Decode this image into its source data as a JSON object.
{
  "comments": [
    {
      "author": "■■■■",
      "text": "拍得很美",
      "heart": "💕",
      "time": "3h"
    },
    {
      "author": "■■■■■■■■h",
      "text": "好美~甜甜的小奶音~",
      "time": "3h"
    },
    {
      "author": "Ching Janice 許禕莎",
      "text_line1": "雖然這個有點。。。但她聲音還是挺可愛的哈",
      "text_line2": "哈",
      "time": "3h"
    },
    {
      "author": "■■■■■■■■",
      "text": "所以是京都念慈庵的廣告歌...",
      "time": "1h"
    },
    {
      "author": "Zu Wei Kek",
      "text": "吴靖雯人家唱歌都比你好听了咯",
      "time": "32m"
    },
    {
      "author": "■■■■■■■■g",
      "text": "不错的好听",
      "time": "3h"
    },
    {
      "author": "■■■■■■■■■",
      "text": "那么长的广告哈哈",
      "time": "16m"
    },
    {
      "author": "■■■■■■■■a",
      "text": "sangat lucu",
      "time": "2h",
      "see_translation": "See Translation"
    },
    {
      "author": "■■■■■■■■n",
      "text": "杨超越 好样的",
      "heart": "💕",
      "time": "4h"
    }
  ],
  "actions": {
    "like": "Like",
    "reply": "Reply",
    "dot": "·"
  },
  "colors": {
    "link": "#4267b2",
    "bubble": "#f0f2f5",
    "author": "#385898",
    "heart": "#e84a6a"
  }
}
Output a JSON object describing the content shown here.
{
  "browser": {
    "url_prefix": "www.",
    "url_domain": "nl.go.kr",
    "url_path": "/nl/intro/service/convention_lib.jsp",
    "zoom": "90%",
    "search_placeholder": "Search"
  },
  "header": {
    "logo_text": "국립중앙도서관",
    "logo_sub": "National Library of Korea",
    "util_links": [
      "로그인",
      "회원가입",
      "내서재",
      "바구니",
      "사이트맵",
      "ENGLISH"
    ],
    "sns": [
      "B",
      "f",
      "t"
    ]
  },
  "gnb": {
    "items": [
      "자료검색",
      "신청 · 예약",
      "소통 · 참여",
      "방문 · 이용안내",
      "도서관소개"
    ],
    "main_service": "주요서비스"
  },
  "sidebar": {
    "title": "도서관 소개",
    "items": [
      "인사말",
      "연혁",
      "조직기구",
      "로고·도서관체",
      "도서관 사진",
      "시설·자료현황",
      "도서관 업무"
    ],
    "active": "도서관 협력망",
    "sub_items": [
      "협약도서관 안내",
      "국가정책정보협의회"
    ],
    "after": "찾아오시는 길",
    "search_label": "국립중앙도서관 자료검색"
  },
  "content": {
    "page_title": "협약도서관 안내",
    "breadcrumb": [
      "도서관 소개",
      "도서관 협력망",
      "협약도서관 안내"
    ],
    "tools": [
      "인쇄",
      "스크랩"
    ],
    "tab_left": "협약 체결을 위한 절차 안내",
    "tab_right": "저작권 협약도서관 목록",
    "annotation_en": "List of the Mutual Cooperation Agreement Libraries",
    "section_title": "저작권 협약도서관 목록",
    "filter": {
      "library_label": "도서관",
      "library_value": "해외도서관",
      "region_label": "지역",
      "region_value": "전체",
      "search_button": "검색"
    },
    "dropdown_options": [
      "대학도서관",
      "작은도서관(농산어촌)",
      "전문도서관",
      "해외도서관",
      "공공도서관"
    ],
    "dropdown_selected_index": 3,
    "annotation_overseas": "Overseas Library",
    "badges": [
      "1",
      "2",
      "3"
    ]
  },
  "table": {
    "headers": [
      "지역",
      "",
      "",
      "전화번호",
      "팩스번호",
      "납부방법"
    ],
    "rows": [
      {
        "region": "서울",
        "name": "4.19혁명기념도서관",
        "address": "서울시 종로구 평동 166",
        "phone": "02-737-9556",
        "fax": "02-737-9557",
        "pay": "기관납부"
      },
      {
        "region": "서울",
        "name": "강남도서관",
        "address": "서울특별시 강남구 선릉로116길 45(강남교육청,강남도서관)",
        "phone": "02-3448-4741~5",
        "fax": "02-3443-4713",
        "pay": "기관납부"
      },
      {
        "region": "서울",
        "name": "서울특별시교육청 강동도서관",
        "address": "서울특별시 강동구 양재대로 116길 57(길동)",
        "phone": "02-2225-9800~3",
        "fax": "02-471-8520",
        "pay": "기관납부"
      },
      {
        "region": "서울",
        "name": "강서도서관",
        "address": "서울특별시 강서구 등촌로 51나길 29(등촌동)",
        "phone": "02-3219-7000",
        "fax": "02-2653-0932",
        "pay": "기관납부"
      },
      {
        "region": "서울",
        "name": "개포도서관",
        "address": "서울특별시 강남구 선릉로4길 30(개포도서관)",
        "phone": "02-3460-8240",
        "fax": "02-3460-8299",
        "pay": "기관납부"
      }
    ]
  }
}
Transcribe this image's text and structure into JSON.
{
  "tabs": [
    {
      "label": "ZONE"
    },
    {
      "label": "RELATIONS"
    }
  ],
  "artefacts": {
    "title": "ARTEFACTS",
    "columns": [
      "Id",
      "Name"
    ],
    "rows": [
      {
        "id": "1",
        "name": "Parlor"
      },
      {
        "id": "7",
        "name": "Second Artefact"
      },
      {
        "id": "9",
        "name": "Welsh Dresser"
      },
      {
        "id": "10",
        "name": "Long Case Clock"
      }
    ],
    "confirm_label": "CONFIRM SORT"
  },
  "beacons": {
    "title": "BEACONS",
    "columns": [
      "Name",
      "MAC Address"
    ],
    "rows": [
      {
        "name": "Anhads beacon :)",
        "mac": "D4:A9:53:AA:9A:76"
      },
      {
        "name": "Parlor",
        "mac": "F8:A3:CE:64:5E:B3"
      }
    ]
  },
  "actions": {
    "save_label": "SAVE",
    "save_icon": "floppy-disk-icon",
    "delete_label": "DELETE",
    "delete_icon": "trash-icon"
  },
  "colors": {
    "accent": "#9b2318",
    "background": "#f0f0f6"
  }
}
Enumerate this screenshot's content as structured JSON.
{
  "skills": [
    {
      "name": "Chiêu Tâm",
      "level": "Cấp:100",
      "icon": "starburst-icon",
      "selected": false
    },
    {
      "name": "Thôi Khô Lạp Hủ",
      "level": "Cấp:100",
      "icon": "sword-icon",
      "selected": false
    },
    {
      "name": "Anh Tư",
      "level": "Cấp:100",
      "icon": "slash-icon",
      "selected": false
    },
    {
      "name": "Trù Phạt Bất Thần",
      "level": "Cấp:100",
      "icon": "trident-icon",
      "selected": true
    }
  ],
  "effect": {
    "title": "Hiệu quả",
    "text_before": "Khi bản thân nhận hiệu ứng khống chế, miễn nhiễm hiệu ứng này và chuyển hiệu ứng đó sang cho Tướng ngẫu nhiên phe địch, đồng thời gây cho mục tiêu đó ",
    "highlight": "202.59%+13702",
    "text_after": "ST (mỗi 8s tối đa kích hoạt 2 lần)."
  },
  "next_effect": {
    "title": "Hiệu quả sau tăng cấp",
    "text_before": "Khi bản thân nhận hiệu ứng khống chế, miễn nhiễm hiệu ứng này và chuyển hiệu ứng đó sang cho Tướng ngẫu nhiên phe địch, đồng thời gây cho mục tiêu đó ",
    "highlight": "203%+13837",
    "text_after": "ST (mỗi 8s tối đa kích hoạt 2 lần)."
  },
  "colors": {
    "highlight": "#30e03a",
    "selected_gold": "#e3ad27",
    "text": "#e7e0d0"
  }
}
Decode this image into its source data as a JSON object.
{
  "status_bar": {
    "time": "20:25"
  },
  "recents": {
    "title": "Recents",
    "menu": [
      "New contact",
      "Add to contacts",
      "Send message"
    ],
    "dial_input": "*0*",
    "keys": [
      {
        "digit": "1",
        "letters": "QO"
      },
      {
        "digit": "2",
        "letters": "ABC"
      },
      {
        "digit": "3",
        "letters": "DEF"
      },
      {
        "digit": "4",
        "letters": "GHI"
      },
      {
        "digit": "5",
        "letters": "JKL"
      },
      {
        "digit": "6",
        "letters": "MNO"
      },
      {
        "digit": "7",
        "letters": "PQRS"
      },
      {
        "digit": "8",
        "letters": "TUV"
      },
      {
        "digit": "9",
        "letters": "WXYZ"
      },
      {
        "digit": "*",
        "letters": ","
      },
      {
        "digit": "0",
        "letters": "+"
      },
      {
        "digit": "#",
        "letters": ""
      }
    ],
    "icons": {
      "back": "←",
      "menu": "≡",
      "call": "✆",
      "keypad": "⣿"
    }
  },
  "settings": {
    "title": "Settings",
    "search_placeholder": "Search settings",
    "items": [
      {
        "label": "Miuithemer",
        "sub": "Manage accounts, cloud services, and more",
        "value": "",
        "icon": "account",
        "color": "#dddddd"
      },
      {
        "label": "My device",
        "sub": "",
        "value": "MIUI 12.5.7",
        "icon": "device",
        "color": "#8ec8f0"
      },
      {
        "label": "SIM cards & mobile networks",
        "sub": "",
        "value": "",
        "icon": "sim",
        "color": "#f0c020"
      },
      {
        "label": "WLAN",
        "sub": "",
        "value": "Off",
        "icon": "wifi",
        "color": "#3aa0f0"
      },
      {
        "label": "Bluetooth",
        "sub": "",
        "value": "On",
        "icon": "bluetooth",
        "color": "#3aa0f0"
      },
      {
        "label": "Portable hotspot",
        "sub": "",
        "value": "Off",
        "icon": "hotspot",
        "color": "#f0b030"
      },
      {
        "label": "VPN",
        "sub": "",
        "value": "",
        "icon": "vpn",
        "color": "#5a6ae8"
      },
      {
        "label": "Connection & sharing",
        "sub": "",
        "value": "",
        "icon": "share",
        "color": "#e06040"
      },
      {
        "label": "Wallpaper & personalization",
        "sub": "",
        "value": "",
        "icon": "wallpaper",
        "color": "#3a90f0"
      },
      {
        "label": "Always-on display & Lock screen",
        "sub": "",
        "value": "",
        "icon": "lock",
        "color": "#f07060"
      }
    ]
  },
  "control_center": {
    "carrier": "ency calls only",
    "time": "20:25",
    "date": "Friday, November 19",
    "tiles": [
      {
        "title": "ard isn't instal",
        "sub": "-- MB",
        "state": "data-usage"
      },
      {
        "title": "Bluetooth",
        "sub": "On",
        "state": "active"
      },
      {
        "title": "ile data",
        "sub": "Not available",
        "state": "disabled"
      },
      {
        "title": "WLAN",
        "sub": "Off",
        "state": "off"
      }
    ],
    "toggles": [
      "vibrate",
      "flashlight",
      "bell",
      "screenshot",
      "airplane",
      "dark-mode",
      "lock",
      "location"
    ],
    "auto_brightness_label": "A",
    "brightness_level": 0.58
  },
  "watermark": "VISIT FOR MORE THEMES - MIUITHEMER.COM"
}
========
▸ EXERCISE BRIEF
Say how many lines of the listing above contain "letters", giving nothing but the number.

▸ RESULT OF THIS EXERCISE
12